On the other end of Decatur is Cane & Table, the kind of upgraded proto-tiki joint that quietly turns out complex, well-balanced drinks in a space that feels like a stately, well-preserved English hotel bar plopped down in the Caribbean. If Hemingway were around today, this would be his bar.
Cane & Table was the first of New Orleans’ “new-new” tiki arrivals in 2013, offering tropical spins on standard craft cocktails—like Banana Manhattans—a flower-lined, labyrinthine courtyard, and a specialty whale mug (if you ask nicely and bat your eyelashes) all allow drinkers to forget they’re steps away from reflexology parlors and a loitering crew of gutter punks.
Straddling the middle of Tiki Tolteca’s delightfully cheesy, over-the-top kitsch and Cane and Table’s dark wood sophistication is perhaps the most important piece of Decatur’s tiki strip: Jeff Berry’s soon-to-open tiki lounge, Latitude 29. The spot promises to be one of the most sought after tiki destinations in New Orleans, and likely the country.
“There’s no other city that’s so cocktail-centric or hospitable, where cocktails are woven into the fabric of a place so well,” said Berry. “So, when it came time to find a place to open a bar, we knew it had to be New Orleans.”
For a girl growing up across from a cow pasture in Eastern Kentucky—a place light years away from Polynesian beaches—a token of tiki provided me with a lei-wearing, ocean front fantasy life that fueled a lifelong adventurous spirit.
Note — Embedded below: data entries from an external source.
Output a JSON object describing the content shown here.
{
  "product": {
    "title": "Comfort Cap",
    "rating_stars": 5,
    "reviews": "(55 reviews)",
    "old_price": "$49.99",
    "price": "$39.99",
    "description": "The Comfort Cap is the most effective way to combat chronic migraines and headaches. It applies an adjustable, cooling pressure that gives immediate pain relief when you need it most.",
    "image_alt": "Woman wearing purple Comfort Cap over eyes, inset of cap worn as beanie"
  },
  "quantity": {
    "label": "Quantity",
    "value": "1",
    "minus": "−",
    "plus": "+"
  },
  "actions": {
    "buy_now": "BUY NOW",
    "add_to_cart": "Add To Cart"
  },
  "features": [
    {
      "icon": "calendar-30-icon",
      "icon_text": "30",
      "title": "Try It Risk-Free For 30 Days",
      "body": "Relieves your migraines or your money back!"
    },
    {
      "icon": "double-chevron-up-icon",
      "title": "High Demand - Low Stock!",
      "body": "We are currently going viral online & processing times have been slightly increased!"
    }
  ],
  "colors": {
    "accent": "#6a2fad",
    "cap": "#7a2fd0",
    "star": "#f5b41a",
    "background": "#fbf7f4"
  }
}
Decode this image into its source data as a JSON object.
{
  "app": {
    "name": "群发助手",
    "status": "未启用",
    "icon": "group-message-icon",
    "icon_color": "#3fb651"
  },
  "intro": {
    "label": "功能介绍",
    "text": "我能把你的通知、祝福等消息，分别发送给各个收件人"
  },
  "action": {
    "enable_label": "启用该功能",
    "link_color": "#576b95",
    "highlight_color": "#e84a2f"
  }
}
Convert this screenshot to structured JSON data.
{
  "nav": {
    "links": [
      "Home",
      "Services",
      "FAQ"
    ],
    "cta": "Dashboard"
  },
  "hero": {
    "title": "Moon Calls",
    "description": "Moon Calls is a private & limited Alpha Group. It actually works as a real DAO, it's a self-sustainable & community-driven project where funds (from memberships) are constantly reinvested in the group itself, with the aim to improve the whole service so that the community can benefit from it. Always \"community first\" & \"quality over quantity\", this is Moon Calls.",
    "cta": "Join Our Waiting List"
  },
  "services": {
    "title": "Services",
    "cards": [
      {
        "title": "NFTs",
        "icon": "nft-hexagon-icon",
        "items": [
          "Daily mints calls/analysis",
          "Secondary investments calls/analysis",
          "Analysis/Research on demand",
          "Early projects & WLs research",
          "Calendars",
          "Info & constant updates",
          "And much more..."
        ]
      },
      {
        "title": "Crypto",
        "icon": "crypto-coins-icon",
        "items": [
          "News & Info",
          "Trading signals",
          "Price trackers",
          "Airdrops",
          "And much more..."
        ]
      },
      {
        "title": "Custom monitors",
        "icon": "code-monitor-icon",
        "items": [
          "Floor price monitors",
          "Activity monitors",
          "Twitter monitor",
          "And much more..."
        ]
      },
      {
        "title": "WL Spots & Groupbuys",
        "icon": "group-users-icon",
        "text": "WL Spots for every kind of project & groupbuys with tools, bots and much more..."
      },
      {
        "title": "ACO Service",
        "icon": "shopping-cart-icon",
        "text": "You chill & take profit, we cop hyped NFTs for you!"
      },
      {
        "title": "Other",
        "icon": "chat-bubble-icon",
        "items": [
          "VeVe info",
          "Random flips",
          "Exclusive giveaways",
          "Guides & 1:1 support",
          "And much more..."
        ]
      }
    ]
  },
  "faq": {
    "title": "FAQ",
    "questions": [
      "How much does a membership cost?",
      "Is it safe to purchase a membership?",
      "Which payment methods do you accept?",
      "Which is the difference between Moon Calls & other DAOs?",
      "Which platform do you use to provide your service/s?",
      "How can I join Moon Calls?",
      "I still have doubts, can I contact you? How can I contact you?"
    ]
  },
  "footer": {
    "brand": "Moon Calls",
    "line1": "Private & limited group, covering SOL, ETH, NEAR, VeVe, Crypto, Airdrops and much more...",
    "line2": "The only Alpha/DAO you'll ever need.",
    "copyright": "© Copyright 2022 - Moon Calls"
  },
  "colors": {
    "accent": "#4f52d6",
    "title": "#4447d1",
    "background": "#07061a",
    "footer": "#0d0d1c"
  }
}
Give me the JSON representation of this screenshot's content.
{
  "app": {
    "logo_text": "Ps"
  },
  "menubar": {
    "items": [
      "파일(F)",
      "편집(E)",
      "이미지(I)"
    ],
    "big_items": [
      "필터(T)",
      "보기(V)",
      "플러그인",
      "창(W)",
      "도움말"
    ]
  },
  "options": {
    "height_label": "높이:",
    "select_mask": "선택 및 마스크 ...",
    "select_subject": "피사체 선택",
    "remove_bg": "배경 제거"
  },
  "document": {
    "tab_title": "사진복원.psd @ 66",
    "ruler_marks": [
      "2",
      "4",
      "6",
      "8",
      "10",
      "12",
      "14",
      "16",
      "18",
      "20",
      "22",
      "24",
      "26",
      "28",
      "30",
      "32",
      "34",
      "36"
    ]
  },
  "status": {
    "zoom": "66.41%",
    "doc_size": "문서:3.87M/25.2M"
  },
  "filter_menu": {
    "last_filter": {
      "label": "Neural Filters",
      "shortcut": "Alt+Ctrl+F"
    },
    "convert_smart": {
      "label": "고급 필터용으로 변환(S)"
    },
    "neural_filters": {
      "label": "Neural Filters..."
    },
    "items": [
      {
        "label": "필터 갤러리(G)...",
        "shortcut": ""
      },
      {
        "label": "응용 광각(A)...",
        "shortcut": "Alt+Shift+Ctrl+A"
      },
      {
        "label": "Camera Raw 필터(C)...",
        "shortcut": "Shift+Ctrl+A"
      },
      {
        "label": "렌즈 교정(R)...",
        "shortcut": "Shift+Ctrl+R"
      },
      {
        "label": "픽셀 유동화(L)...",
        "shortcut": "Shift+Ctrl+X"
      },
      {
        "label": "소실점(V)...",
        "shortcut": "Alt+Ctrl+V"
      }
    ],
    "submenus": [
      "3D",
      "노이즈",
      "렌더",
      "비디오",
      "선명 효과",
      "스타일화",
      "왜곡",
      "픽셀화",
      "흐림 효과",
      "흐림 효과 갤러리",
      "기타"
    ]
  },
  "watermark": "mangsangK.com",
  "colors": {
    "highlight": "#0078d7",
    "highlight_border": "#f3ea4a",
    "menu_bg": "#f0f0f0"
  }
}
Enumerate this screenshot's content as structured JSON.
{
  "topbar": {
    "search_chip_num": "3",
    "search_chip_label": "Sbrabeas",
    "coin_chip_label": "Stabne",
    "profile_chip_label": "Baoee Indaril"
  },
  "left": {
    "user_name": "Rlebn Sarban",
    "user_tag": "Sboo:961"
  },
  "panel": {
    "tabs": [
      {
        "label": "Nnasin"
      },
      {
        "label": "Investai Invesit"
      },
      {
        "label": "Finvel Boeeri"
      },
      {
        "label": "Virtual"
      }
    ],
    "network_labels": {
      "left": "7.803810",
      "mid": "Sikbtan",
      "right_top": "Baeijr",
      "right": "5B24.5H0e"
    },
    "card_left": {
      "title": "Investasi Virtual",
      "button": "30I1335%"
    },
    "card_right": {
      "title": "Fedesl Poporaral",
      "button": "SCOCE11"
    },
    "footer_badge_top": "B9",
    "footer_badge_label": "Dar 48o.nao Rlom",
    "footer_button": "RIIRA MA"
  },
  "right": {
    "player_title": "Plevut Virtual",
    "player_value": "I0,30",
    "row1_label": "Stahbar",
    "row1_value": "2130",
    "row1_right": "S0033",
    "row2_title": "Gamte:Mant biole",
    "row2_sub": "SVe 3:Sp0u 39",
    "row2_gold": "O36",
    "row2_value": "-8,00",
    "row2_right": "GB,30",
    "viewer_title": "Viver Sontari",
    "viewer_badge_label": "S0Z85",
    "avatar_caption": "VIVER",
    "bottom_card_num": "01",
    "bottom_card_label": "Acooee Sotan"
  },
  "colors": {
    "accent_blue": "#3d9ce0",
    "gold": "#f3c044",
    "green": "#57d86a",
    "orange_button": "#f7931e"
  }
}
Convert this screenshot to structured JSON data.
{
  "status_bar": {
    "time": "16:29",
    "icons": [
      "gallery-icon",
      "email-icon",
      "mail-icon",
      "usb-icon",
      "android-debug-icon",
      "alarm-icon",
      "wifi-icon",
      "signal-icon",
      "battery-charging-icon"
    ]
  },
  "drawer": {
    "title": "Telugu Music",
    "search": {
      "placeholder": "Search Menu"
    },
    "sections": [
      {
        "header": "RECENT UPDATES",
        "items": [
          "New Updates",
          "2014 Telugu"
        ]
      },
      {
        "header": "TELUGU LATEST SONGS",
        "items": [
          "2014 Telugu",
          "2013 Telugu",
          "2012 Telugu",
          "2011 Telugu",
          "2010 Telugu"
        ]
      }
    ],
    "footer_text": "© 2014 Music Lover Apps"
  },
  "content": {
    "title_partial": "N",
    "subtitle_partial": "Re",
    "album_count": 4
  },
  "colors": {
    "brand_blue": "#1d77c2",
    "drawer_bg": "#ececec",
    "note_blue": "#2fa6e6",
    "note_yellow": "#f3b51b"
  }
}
In New Orleans, this kind of otherworldliness has long been drawing in those—like me—who are full of wanderlust like a moth to the tiki torch, where Mai Tai aficionados and Bourbon Street revelers alike can create their own version of a rum-driven paradise.
Hear a conversation with home tiki bar owner Joe Desmond and Jeff “Beachbum” Berry about the in a segment of PUNCH Radio on Heritage Radio Network. [33:40]